My daughter struggles a great deal with being shy and doesn’t like to be in front of people. Both myself and my husband have always been “backstage people” too. In fact, this seems to be a common trait with lots of creative people. It is unfortunate that most of the time, kids are constantly being told they need to overcome their shyness, and that society seems to expect everyone to want the spotlight. The truth is, everyone is born with their own personality, and while we do have to work on our weaknesses so that we can succeed, we shouldn’t ever be trying to change ourselves into something we’re not. It is OK to be shy, and in my opinion, a good thing to learn to be happy without needing to be in the spotlight.

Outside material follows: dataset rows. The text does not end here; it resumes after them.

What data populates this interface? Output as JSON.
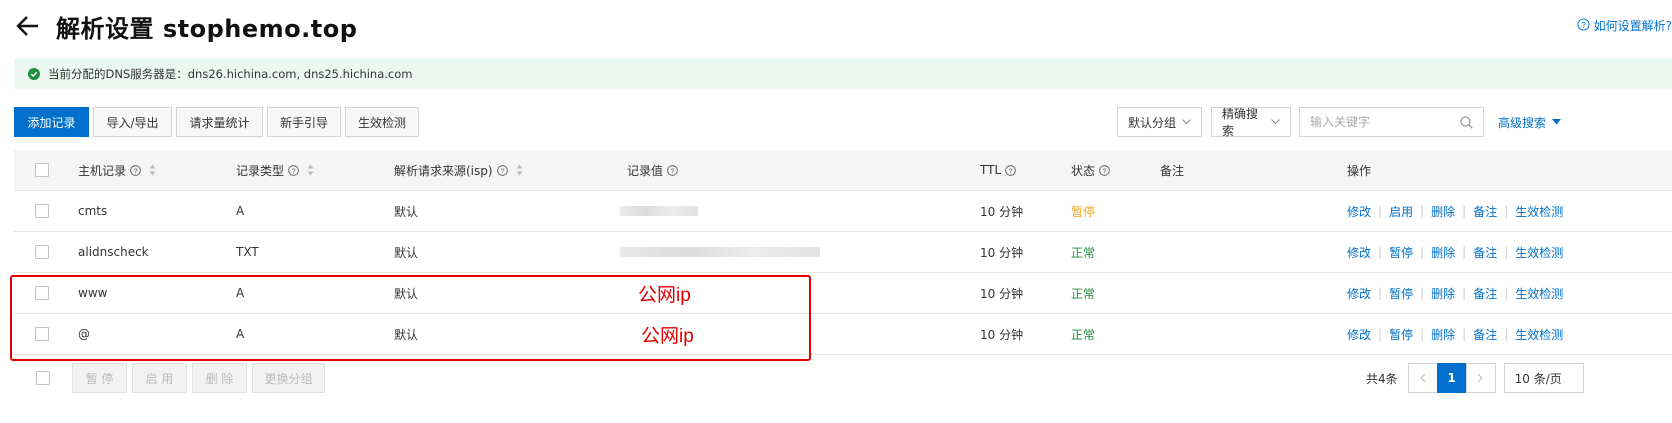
{
  "header": {
    "title": "解析设置 stophemo.top",
    "help_link": "如何设置解析?"
  },
  "notice": {
    "text": "当前分配的DNS服务器是：dns26.hichina.com, dns25.hichina.com",
    "color": "#1e8e3e"
  },
  "toolbar": {
    "add_record": "添加记录",
    "import_export": "导入/导出",
    "request_stats": "请求量统计",
    "beginner_guide": "新手引导",
    "effect_check": "生效检测",
    "group_select": "默认分组",
    "search_mode": "精确搜索",
    "search_placeholder": "输入关键字",
    "advanced_search": "高级搜索"
  },
  "table": {
    "columns": {
      "host": "主机记录",
      "type": "记录类型",
      "isp": "解析请求来源(isp)",
      "value": "记录值",
      "ttl": "TTL",
      "status": "状态",
      "remark": "备注",
      "actions": "操作"
    },
    "rows": [
      {
        "host": "cmts",
        "type": "A",
        "isp": "默认",
        "value": "",
        "ttl": "10 分钟",
        "status": "暂停",
        "toggle": "启用",
        "modify": "修改",
        "delete": "删除",
        "remark": "备注",
        "check": "生效检测"
      },
      {
        "host": "alidnscheck",
        "type": "TXT",
        "isp": "默认",
        "value": "",
        "ttl": "10 分钟",
        "status": "正常",
        "toggle": "暂停",
        "modify": "修改",
        "delete": "删除",
        "remark": "备注",
        "check": "生效检测"
      },
      {
        "host": "www",
        "type": "A",
        "isp": "默认",
        "value": "公网ip",
        "ttl": "10 分钟",
        "status": "正常",
        "toggle": "暂停",
        "modify": "修改",
        "delete": "删除",
        "remark": "备注",
        "check": "生效检测"
      },
      {
        "host": "@",
        "type": "A",
        "isp": "默认",
        "value": "公网ip",
        "ttl": "10 分钟",
        "status": "正常",
        "toggle": "暂停",
        "modify": "修改",
        "delete": "删除",
        "remark": "备注",
        "check": "生效检测"
      }
    ]
  },
  "footer": {
    "pause": "暂 停",
    "enable": "启 用",
    "delete": "删 除",
    "change_group": "更换分组",
    "total": "共4条",
    "current_page": "1",
    "page_size": "10 条/页"
  },
  "colors": {
    "accent": "#0070cc",
    "paused": "#f5a623",
    "normal": "#1e8e3e",
    "annotation": "#e60000"
  }
}
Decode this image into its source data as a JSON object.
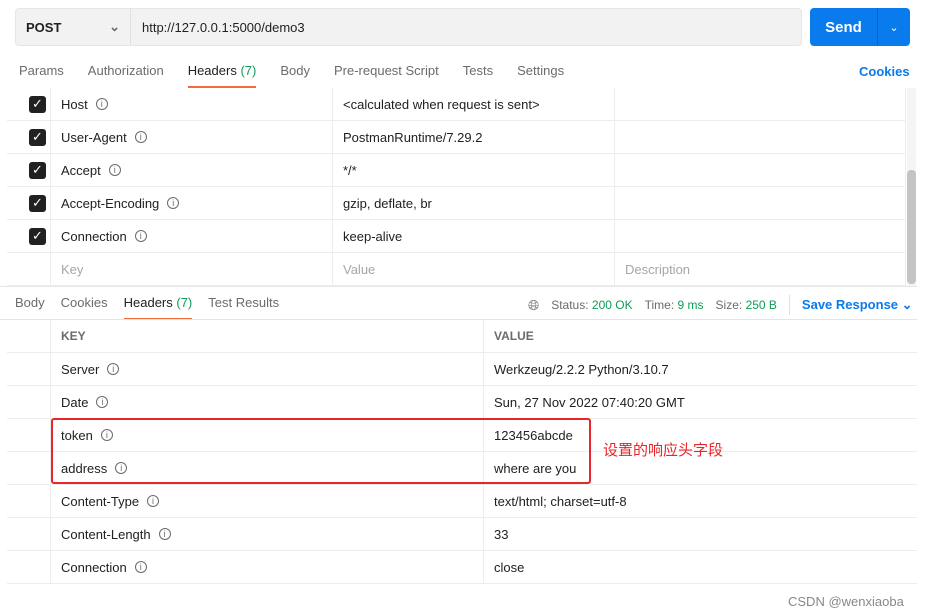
{
  "request": {
    "method": "POST",
    "url": "http://127.0.0.1:5000/demo3",
    "send_label": "Send"
  },
  "req_tabs": [
    {
      "label": "Params"
    },
    {
      "label": "Authorization"
    },
    {
      "label": "Headers",
      "count": "(7)"
    },
    {
      "label": "Body"
    },
    {
      "label": "Pre-request Script"
    },
    {
      "label": "Tests"
    },
    {
      "label": "Settings"
    }
  ],
  "cookies_label": "Cookies",
  "req_headers": [
    {
      "key": "Host",
      "value": "<calculated when request is sent>"
    },
    {
      "key": "User-Agent",
      "value": "PostmanRuntime/7.29.2"
    },
    {
      "key": "Accept",
      "value": "*/*"
    },
    {
      "key": "Accept-Encoding",
      "value": "gzip, deflate, br"
    },
    {
      "key": "Connection",
      "value": "keep-alive"
    }
  ],
  "req_placeholders": {
    "key": "Key",
    "value": "Value",
    "description": "Description"
  },
  "resp_tabs": [
    {
      "label": "Body"
    },
    {
      "label": "Cookies"
    },
    {
      "label": "Headers",
      "count": "(7)"
    },
    {
      "label": "Test Results"
    }
  ],
  "status": {
    "status_label": "Status:",
    "status": "200 OK",
    "time_label": "Time:",
    "time": "9 ms",
    "size_label": "Size:",
    "size": "250 B",
    "save_label": "Save Response"
  },
  "resp_columns": {
    "key": "KEY",
    "value": "VALUE"
  },
  "resp_headers": [
    {
      "key": "Server",
      "value": "Werkzeug/2.2.2 Python/3.10.7"
    },
    {
      "key": "Date",
      "value": "Sun, 27 Nov 2022 07:40:20 GMT"
    },
    {
      "key": "token",
      "value": "123456abcde"
    },
    {
      "key": "address",
      "value": "where are you"
    },
    {
      "key": "Content-Type",
      "value": "text/html; charset=utf-8"
    },
    {
      "key": "Content-Length",
      "value": "33"
    },
    {
      "key": "Connection",
      "value": "close"
    }
  ],
  "annotation": "设置的响应头字段",
  "watermark": "CSDN @wenxiaoba",
  "colors": {
    "accent": "#097bed",
    "tab_underline": "#f26b3a",
    "status": "#0f9d58",
    "annotation": "#e8262a"
  }
}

For this reason, I try very hard to respect my daughter’s feelings. I don’t push her to be the star of school plays or choir, etc., and I try to be careful to not even imply that she should want the solo parts when she’s just simply happier not being on a stage at all. The funny thing is, I’ve never heard a complaint from her about having to stand in front of her class to deliver a book report or similar things, so I am confident that her shy personality is not to her detriment. It is too bad that in general, society seems to condemn quieter personalities, because the truth is, some of us shy people are way stronger than anyone thinks.
I admire Grace Coddington very much for being at the top of her game, but especially for not trying to change herself into someone else while she was getting there. What a great message for all artists and creative people out there! Celebrate your creativity, put in the hard work, and you just never know where you’ll end up – even if you’re painfully shy!
The writer of this blog calls it minimalism. I call it making more time for the things you truly love to do. Regardless of label, I seem to be feeling a theme this week in terms of wanting routine, organization and simplification. I thought this site was so soothing to browse, plus I love the ideas in the 30-day challenge and couldn’t resist sharing. The wardrobe and styling ideas are also indepth and worth the read, especially considering that us crafty types spend so much time making special pieces for ourselves. If you’re feeling a bit stressed and overwhelmed, perhaps it will speak to you as it did to me.
Stories of people who tire of their high pressure jobs and leave to go start a farm or retire to some creative utopia seem to resonate with lots of people. There are numerous books written around this theme which become bestsellers. I admit, when I used to work in corporate America, I dreamed about it too. I’m much happier with my job now, but I still enjoy reading about people who make a big change and meet with success. Bonus points when it involves the fiber industry! Black Bunny Fibers has such a backstory, plus just plain great product! I hope you enjoy browsing around on her site and blog as much as I did. I plan to go back from time to time, and do some shopping when I finally allow myself to start buying yarn again.